◆ **YOUR GOAL**: The records below are to be copied exactly, with their pictures left out.

[[ ENTRIES SHOWN open ]]

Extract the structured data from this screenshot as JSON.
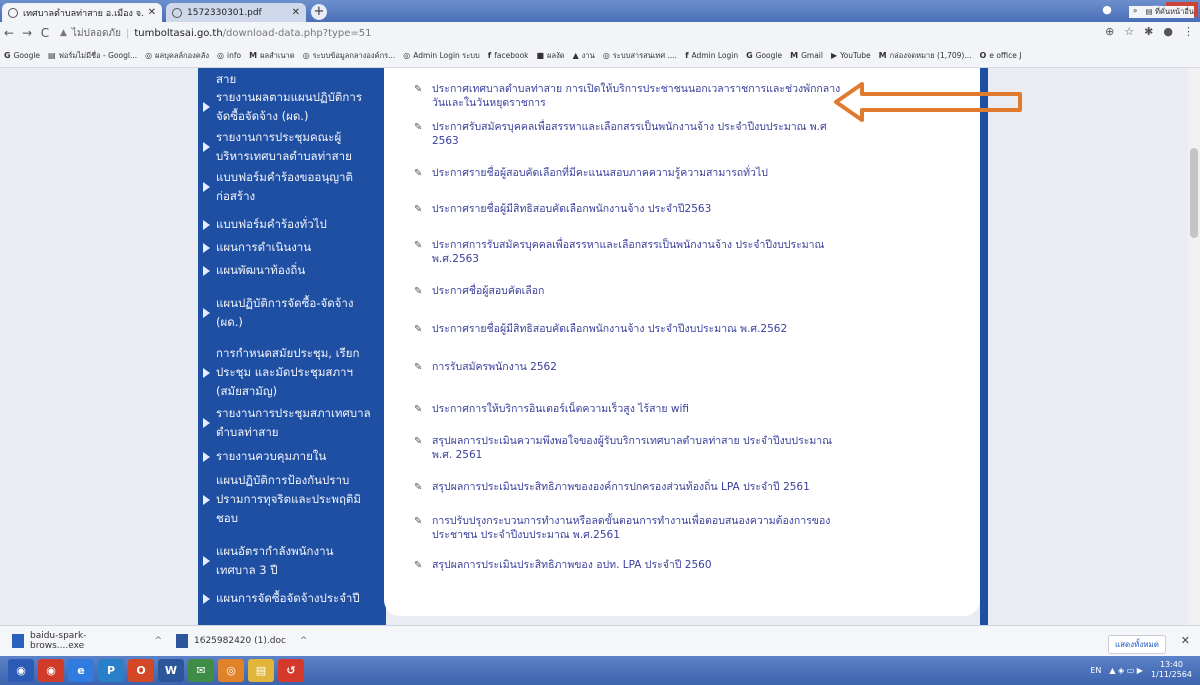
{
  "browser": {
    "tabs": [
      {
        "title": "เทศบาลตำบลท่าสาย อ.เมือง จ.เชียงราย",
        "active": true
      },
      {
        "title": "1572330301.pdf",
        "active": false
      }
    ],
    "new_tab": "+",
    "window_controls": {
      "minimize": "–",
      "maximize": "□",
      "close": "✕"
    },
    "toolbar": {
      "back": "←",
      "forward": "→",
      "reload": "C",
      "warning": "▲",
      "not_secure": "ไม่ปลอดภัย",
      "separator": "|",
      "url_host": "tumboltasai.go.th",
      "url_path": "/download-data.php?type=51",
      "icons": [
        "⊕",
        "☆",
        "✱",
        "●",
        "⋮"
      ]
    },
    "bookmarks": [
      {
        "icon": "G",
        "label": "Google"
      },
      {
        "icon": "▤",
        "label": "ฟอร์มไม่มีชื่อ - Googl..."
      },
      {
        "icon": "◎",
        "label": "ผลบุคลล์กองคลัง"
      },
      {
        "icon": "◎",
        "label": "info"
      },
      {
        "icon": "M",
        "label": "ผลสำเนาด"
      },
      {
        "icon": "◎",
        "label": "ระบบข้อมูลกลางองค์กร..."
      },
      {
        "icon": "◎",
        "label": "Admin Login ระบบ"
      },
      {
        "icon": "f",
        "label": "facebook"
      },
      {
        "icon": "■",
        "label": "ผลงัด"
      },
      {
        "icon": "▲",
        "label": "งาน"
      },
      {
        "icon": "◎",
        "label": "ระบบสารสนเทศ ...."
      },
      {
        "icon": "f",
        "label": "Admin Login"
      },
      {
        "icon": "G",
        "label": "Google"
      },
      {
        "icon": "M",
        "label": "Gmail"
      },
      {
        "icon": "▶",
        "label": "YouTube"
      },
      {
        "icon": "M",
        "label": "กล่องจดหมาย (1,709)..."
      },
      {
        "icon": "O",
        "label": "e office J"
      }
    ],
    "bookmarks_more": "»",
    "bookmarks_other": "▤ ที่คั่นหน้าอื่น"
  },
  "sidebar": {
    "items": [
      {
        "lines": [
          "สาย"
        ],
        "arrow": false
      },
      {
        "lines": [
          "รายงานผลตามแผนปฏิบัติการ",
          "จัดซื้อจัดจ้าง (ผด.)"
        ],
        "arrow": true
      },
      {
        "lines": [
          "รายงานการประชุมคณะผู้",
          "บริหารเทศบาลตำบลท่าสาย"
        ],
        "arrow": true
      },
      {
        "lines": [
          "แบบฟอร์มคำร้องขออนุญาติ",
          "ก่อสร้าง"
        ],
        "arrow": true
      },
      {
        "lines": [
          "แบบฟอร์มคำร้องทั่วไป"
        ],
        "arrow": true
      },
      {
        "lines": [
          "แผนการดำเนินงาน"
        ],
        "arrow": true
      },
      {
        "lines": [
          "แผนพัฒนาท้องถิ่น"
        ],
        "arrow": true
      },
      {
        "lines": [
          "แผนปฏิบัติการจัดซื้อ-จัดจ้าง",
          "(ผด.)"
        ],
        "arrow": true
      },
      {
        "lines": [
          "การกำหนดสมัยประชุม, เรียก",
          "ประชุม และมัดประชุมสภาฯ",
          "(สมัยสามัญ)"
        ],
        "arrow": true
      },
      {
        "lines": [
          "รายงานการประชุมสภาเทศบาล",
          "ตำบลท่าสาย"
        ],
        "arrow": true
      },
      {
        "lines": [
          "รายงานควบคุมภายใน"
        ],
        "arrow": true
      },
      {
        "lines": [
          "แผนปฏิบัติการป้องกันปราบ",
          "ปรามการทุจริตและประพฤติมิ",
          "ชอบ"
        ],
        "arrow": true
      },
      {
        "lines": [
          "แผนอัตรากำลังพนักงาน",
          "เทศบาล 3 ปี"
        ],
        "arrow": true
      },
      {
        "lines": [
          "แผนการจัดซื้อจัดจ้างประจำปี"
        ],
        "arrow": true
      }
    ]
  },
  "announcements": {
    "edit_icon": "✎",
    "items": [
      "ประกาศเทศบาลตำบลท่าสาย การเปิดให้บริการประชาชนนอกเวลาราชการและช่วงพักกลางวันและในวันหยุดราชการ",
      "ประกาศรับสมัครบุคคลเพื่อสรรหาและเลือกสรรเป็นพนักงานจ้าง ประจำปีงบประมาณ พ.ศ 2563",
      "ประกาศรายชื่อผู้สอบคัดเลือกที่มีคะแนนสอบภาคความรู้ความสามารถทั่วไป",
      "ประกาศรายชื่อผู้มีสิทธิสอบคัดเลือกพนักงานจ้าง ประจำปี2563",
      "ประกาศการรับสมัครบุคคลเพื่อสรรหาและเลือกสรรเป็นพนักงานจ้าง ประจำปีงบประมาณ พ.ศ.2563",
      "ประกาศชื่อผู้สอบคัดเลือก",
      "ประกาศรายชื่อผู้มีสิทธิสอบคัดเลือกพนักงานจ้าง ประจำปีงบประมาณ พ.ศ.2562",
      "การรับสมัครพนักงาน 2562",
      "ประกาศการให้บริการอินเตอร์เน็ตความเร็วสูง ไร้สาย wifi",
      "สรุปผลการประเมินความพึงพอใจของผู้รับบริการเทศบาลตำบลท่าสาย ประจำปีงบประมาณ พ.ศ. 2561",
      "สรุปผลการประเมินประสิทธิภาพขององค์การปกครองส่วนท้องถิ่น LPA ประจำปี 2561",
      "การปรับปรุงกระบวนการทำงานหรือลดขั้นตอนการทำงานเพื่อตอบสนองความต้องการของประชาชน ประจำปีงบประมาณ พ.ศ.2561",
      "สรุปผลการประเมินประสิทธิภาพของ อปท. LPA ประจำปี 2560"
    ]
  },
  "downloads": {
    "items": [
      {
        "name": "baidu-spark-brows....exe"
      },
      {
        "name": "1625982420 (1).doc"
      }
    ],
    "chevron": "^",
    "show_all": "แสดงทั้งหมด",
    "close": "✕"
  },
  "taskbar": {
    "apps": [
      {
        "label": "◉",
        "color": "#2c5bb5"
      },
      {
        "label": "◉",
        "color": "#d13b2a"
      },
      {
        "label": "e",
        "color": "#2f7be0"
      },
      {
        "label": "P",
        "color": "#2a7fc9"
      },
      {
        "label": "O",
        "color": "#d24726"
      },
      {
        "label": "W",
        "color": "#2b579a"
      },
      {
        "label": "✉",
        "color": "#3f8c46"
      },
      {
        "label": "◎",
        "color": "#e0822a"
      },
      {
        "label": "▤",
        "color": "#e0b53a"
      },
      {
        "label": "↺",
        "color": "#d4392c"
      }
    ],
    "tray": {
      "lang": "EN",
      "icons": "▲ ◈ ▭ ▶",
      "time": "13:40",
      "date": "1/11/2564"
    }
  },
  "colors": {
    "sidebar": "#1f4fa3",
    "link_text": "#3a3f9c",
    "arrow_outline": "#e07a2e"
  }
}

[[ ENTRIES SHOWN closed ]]

◆ **ANSWER**:
Extract the structured data from this screenshot as JSON.
{
  "browser": {
    "tabs": [
      {
        "title": "เทศบาลตำบลท่าสาย อ.เมือง จ.เชียงราย",
        "active": true
      },
      {
        "title": "1572330301.pdf",
        "active": false
      }
    ],
    "new_tab": "+",
    "window_controls": {
      "minimize": "–",
      "maximize": "□",
      "close": "✕"
    },
    "toolbar": {
      "back": "←",
      "forward": "→",
      "reload": "C",
      "warning": "▲",
      "not_secure": "ไม่ปลอดภัย",
      "separator": "|",
      "url_host": "tumboltasai.go.th",
      "url_path": "/download-data.php?type=51",
      "icons": [
        "⊕",
        "☆",
        "✱",
        "●",
        "⋮"
      ]
    },
    "bookmarks": [
      {
        "icon": "G",
        "label": "Google"
      },
      {
        "icon": "▤",
        "label": "ฟอร์มไม่มีชื่อ - Googl..."
      },
      {
        "icon": "◎",
        "label": "ผลบุคลล์กองคลัง"
      },
      {
        "icon": "◎",
        "label": "info"
      },
      {
        "icon": "M",
        "label": "ผลสำเนาด"
      },
      {
        "icon": "◎",
        "label": "ระบบข้อมูลกลางองค์กร..."
      },
      {
        "icon": "◎",
        "label": "Admin Login ระบบ"
      },
      {
        "icon": "f",
        "label": "facebook"
      },
      {
        "icon": "■",
        "label": "ผลงัด"
      },
      {
        "icon": "▲",
        "label": "งาน"
      },
      {
        "icon": "◎",
        "label": "ระบบสารสนเทศ ...."
      },
      {
        "icon": "f",
        "label": "Admin Login"
      },
      {
        "icon": "G",
        "label": "Google"
      },
      {
        "icon": "M",
        "label": "Gmail"
      },
      {
        "icon": "▶",
        "label": "YouTube"
      },
      {
        "icon": "M",
        "label": "กล่องจดหมาย (1,709)..."
      },
      {
        "icon": "O",
        "label": "e office J"
      }
    ],
    "bookmarks_more": "»",
    "bookmarks_other": "▤ ที่คั่นหน้าอื่น"
  },
  "sidebar": {
    "items": [
      {
        "lines": [
          "สาย"
        ],
        "arrow": false
      },
      {
        "lines": [
          "รายงานผลตามแผนปฏิบัติการ",
          "จัดซื้อจัดจ้าง (ผด.)"
        ],
        "arrow": true
      },
      {
        "lines": [
          "รายงานการประชุมคณะผู้",
          "บริหารเทศบาลตำบลท่าสาย"
        ],
        "arrow": true
      },
      {
        "lines": [
          "แบบฟอร์มคำร้องขออนุญาติ",
          "ก่อสร้าง"
        ],
        "arrow": true
      },
      {
        "lines": [
          "แบบฟอร์มคำร้องทั่วไป"
        ],
        "arrow": true
      },
      {
        "lines": [
          "แผนการดำเนินงาน"
        ],
        "arrow": true
      },
      {
        "lines": [
          "แผนพัฒนาท้องถิ่น"
        ],
        "arrow": true
      },
      {
        "lines": [
          "แผนปฏิบัติการจัดซื้อ-จัดจ้าง",
          "(ผด.)"
        ],
        "arrow": true
      },
      {
        "lines": [
          "การกำหนดสมัยประชุม, เรียก",
          "ประชุม และมัดประชุมสภาฯ",
          "(สมัยสามัญ)"
        ],
        "arrow": true
      },
      {
        "lines": [
          "รายงานการประชุมสภาเทศบาล",
          "ตำบลท่าสาย"
        ],
        "arrow": true
      },
      {
        "lines": [
          "รายงานควบคุมภายใน"
        ],
        "arrow": true
      },
      {
        "lines": [
          "แผนปฏิบัติการป้องกันปราบ",
          "ปรามการทุจริตและประพฤติมิ",
          "ชอบ"
        ],
        "arrow": true
      },
      {
        "lines": [
          "แผนอัตรากำลังพนักงาน",
          "เทศบาล 3 ปี"
        ],
        "arrow": true
      },
      {
        "lines": [
          "แผนการจัดซื้อจัดจ้างประจำปี"
        ],
        "arrow": true
      }
    ]
  },
  "announcements": {
    "edit_icon": "✎",
    "items": [
      "ประกาศเทศบาลตำบลท่าสาย การเปิดให้บริการประชาชนนอกเวลาราชการและช่วงพักกลางวันและในวันหยุดราชการ",
      "ประกาศรับสมัครบุคคลเพื่อสรรหาและเลือกสรรเป็นพนักงานจ้าง ประจำปีงบประมาณ พ.ศ 2563",
      "ประกาศรายชื่อผู้สอบคัดเลือกที่มีคะแนนสอบภาคความรู้ความสามารถทั่วไป",
      "ประกาศรายชื่อผู้มีสิทธิสอบคัดเลือกพนักงานจ้าง ประจำปี2563",
      "ประกาศการรับสมัครบุคคลเพื่อสรรหาและเลือกสรรเป็นพนักงานจ้าง ประจำปีงบประมาณ พ.ศ.2563",
      "ประกาศชื่อผู้สอบคัดเลือก",
      "ประกาศรายชื่อผู้มีสิทธิสอบคัดเลือกพนักงานจ้าง ประจำปีงบประมาณ พ.ศ.2562",
      "การรับสมัครพนักงาน 2562",
      "ประกาศการให้บริการอินเตอร์เน็ตความเร็วสูง ไร้สาย wifi",
      "สรุปผลการประเมินความพึงพอใจของผู้รับบริการเทศบาลตำบลท่าสาย ประจำปีงบประมาณ พ.ศ. 2561",
      "สรุปผลการประเมินประสิทธิภาพขององค์การปกครองส่วนท้องถิ่น LPA ประจำปี 2561",
      "การปรับปรุงกระบวนการทำงานหรือลดขั้นตอนการทำงานเพื่อตอบสนองความต้องการของประชาชน ประจำปีงบประมาณ พ.ศ.2561",
      "สรุปผลการประเมินประสิทธิภาพของ อปท. LPA ประจำปี 2560"
    ]
  },
  "downloads": {
    "items": [
      {
        "name": "baidu-spark-brows....exe"
      },
      {
        "name": "1625982420 (1).doc"
      }
    ],
    "chevron": "^",
    "show_all": "แสดงทั้งหมด",
    "close": "✕"
  },
  "taskbar": {
    "apps": [
      {
        "label": "◉",
        "color": "#2c5bb5"
      },
      {
        "label": "◉",
        "color": "#d13b2a"
      },
      {
        "label": "e",
        "color": "#2f7be0"
      },
      {
        "label": "P",
        "color": "#2a7fc9"
      },
      {
        "label": "O",
        "color": "#d24726"
      },
      {
        "label": "W",
        "color": "#2b579a"
      },
      {
        "label": "✉",
        "color": "#3f8c46"
      },
      {
        "label": "◎",
        "color": "#e0822a"
      },
      {
        "label": "▤",
        "color": "#e0b53a"
      },
      {
        "label": "↺",
        "color": "#d4392c"
      }
    ],
    "tray": {
      "lang": "EN",
      "icons": "▲ ◈ ▭ ▶",
      "time": "13:40",
      "date": "1/11/2564"
    }
  },
  "colors": {
    "sidebar": "#1f4fa3",
    "link_text": "#3a3f9c",
    "arrow_outline": "#e07a2e"
  }
}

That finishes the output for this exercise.